This year, Mock Trial has built off of their initial success. The A-Team won the Charm City Classic Invitation, which is co-hosted by Stevenson and UMBC, over notable Maryland mock trail teams including Stevenson, Johns Hopkins and UMD. Also, mirroring last year’s success, the team finished the first round of the AMTA playoffs with a 7-1 record. Their success there grants them a spot in ORCS, which will take place in Washington D.C. on March 19 and 20.
Dylan Elliott, a junior history major with a minor in legal policy and a three year member of UMBC Mock Trial reflected on what he enjoys most. “The people are really great. That’s a huge part of what makes mock trial so much fun,” said Elliott. “I’m also a competitive person who played sports through high school, so mock trial has given me a way to continue being involved in a competitive team sport.”
“This, however, is an intellectual competition,” said Elliott. “It’s a lot of fun trying to break down and understand all the legal nuances of the case and how they can be used to your advantage during trial.”
Although the mock trial life can be an intellectually rewarding one, it can also be a challenging one that pushes you. Elliott said, “A big part of mock trial is the hard work that goes into preparing a case. Once you get to trial, however, you have to be ready for anything to happen.”
Mock trial requires a lot of quick problem-solving. “Sometimes opposing counsel wins an objection they should not have during trial and you have to restructure your entire direct examination, on the fly,” said Elliott. “You have to be able to develop a complex and detailed plan, while also being calm and collected enough to be thinking on your feet so you can change it if necessary.”
Elliott speaks hopefully about the future of UMBC Mock Trial, noting that a lot of extremely talented members have joined their ranks in the past two years, which works well for them because members can stay on the team for up to five years. Elliott said, “It also helps that we’re steadily improving. Over the last few years we’ve gone from a club in its infancy to one of the rising programs in the region. Last year no one picked us to advance to ORCS and this year we’re getting consistent votes in the polls. It’s a really exciting time to be involved with the team.”
Elliott and the rest of Mock Trial take great pride in their sport. “We’re a hardworking and driven team that takes part in rigorous competitions. Every time we work on the case and take it to trial, it’s an intellectually stimulating experience. Mock trial taxes your critical thinking skills and pushes you to the limits of your ability to problem solve quickly.”

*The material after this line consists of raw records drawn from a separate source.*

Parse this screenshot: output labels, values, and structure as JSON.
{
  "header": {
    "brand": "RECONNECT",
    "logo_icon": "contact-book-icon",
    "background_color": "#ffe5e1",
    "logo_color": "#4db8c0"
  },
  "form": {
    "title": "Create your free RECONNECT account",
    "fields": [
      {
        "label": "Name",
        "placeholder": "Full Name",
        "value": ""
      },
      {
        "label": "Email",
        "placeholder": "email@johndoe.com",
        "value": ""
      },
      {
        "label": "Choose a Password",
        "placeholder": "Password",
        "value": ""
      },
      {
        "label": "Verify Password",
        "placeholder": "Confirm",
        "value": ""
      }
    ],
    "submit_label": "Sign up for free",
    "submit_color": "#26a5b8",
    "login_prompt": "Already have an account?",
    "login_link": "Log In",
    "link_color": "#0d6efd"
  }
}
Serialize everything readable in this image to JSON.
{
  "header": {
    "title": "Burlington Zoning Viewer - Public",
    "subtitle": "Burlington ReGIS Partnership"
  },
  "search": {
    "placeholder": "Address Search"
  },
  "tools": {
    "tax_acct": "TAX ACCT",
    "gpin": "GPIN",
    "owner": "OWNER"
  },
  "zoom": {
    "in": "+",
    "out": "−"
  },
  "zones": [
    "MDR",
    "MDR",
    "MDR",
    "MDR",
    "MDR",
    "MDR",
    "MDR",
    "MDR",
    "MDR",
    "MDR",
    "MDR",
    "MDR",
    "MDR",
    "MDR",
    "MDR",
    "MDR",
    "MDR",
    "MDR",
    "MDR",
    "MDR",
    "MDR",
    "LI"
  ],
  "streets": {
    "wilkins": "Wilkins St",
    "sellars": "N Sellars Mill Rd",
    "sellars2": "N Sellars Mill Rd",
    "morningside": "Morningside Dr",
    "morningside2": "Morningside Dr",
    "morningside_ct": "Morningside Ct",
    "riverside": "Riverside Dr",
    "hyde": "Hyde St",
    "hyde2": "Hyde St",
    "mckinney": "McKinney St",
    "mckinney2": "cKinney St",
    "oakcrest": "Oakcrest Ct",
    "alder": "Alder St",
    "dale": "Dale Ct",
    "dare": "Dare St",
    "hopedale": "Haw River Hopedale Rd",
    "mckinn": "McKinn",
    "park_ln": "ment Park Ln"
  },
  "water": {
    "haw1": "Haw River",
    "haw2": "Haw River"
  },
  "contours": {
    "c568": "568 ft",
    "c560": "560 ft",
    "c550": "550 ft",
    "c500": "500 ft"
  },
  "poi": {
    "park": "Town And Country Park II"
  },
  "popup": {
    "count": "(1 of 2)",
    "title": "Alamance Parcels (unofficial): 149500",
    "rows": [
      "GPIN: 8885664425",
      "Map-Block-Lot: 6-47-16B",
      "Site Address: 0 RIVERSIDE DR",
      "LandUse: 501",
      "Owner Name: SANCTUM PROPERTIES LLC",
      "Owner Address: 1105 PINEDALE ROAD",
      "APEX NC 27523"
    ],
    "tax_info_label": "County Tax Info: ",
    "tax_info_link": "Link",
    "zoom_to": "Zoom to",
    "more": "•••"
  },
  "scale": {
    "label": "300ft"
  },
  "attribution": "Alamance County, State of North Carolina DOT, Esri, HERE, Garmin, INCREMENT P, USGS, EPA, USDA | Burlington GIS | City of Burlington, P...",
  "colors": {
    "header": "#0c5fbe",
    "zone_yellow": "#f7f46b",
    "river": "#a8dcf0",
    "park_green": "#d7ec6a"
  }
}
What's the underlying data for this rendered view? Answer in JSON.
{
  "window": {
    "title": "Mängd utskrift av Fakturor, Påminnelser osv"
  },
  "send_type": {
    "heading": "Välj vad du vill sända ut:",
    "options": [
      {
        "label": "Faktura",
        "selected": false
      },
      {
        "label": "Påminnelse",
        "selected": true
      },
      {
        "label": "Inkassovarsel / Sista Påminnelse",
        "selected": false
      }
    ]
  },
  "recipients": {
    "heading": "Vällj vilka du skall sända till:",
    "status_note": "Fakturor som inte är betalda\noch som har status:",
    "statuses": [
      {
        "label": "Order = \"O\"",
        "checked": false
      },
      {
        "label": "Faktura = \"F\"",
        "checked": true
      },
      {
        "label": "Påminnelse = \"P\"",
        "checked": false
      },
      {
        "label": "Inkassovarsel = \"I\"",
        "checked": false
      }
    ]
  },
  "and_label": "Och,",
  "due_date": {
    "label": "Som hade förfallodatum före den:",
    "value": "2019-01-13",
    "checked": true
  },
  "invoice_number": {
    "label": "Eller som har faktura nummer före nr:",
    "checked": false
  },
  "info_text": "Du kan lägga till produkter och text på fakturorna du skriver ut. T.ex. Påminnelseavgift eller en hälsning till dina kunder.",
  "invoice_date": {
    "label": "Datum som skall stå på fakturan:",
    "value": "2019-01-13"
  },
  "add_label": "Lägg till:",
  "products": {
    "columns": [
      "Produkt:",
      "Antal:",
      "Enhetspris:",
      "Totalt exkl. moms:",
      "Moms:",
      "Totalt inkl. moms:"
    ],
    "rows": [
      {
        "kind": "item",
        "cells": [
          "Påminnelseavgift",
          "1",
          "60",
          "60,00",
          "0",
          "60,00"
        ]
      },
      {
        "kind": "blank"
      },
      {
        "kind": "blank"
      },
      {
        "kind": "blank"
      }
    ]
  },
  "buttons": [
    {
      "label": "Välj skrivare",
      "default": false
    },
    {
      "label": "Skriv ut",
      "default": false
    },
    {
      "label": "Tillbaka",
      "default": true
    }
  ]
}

“Organizations like ours are what sets UMBC apart,” said Elliott. “You hear it a lot, but it’s true: UMBC is a place where it’s fun and cool to be smart.”